I was in London yesterday, attending a ‘well-being’ event at a venue on the embankment of the River Thames. Much of the day was focused on resilience, and we heard from several people throughout the conference about what resilience meant for them.
Whilst we all sat around talking about what resilience looks like, just a stone’s throw away, on the river itself, a feat of of endurance and resilience was being completed by Sarah Outen, who had just become the first woman to go around the world under her own steam.
Thirty year old Sarah ended her four-and-a half year journey when she paddled her kayak under Tower Bridge, completing 25,000 miles of cycling, rowing and kayaking, which has seen her face death on several different occasions.
At different times she was been rescued from the pacific, during a tropical storm; has been sucked under the bows of a container ship; and has cycled through extreme temperatures of + and – 40 degrees.
Sarah’s expedition has helped raise money for the MND Association, Coppafeel, WaterAid and the Jubilee Sailing Trust. As well as the fundraising, she hopes to have raised the aspirations of a whole generation of young people to achieve as much as they can in life.
Talking to the Daly Telegraph, Sarah said: “For me this expedition has always been about the adventure, the challenge and importantly about the learning.

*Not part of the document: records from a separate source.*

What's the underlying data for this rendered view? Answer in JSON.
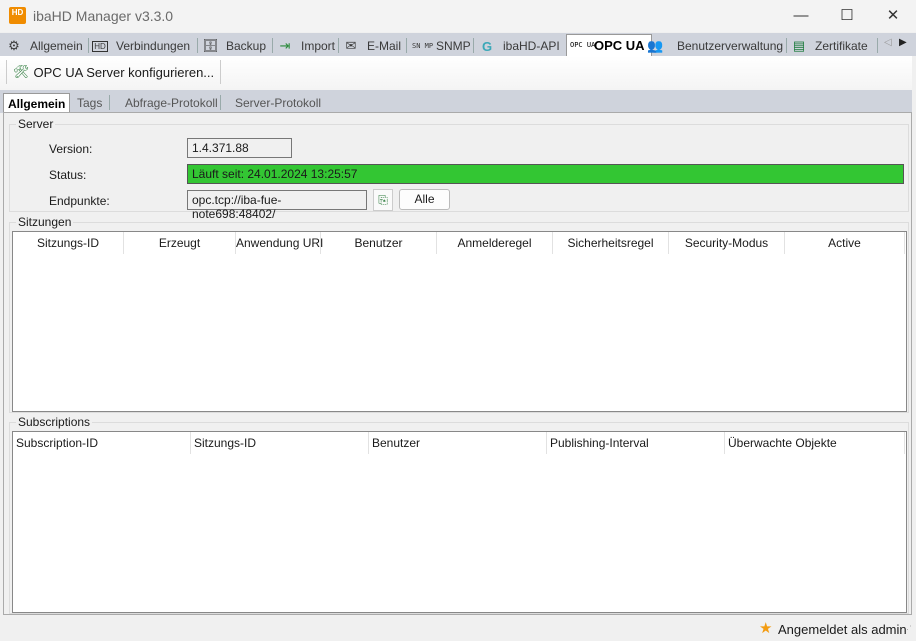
{
  "window": {
    "title": "ibaHD Manager v3.3.0",
    "icon_text": "HD"
  },
  "main_tabs": [
    {
      "label": "Allgemein",
      "icon": "gear-icon"
    },
    {
      "label": "Verbindungen",
      "icon": "monitor-hd-icon"
    },
    {
      "label": "Backup",
      "icon": "database-icon"
    },
    {
      "label": "Import",
      "icon": "import-icon"
    },
    {
      "label": "E-Mail",
      "icon": "mail-icon"
    },
    {
      "label": "SNMP",
      "icon": "snmp-icon"
    },
    {
      "label": "ibaHD-API",
      "icon": "api-icon"
    },
    {
      "label": "OPC UA",
      "icon": "opcua-icon",
      "active": true
    },
    {
      "label": "Benutzerverwaltung",
      "icon": "users-icon"
    },
    {
      "label": "Zertifikate",
      "icon": "certificate-icon"
    }
  ],
  "icon_text": {
    "snmp": "SN MP",
    "opcua": "OPC UA"
  },
  "toolbar": {
    "configure_label": "OPC UA Server konfigurieren..."
  },
  "sub_tabs": [
    "Allgemein",
    "Tags",
    "Abfrage-Protokoll",
    "Server-Protokoll"
  ],
  "server": {
    "group_label": "Server",
    "version_label": "Version:",
    "version": "1.4.371.88",
    "status_label": "Status:",
    "status": "Läuft seit: 24.01.2024 13:25:57",
    "status_color": "#33c633",
    "endpoints_label": "Endpunkte:",
    "endpoint": "opc.tcp://iba-fue-note698:48402/",
    "all_button": "Alle"
  },
  "sessions": {
    "group_label": "Sitzungen",
    "columns": [
      "Sitzungs-ID",
      "Erzeugt",
      "Anwendung URI",
      "Benutzer",
      "Anmelderegel",
      "Sicherheitsregel",
      "Security-Modus",
      "Active"
    ]
  },
  "subscriptions": {
    "group_label": "Subscriptions",
    "columns": [
      "Subscription-ID",
      "Sitzungs-ID",
      "Benutzer",
      "Publishing-Interval",
      "Überwachte Objekte"
    ]
  },
  "statusbar": {
    "login_text": "Angemeldet als admin"
  }
}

But I also wanted to share this experience with others, to show people, especially young people, that you can do whatever you put your mind to. This is a belief inspired by my late father and is one I carry with me always.”
Apart from her evident self-efficacy, Sarah’s resilience was helped along the way by connecting with strangers and friends alike. She had a support team to assist her and spoke daily to her fiancé, Lucy.
Upon her return she acknowledged the part that the support from other people had played in her achieving her goal, saying “…while I spent much of the time out there on my own, this has by no means been a solo expedition. I could not have done it without them.”
Time and again, on my year long voyage through resilience the message about the importance of the connection with others is emerging as a key element of the whole puzzle.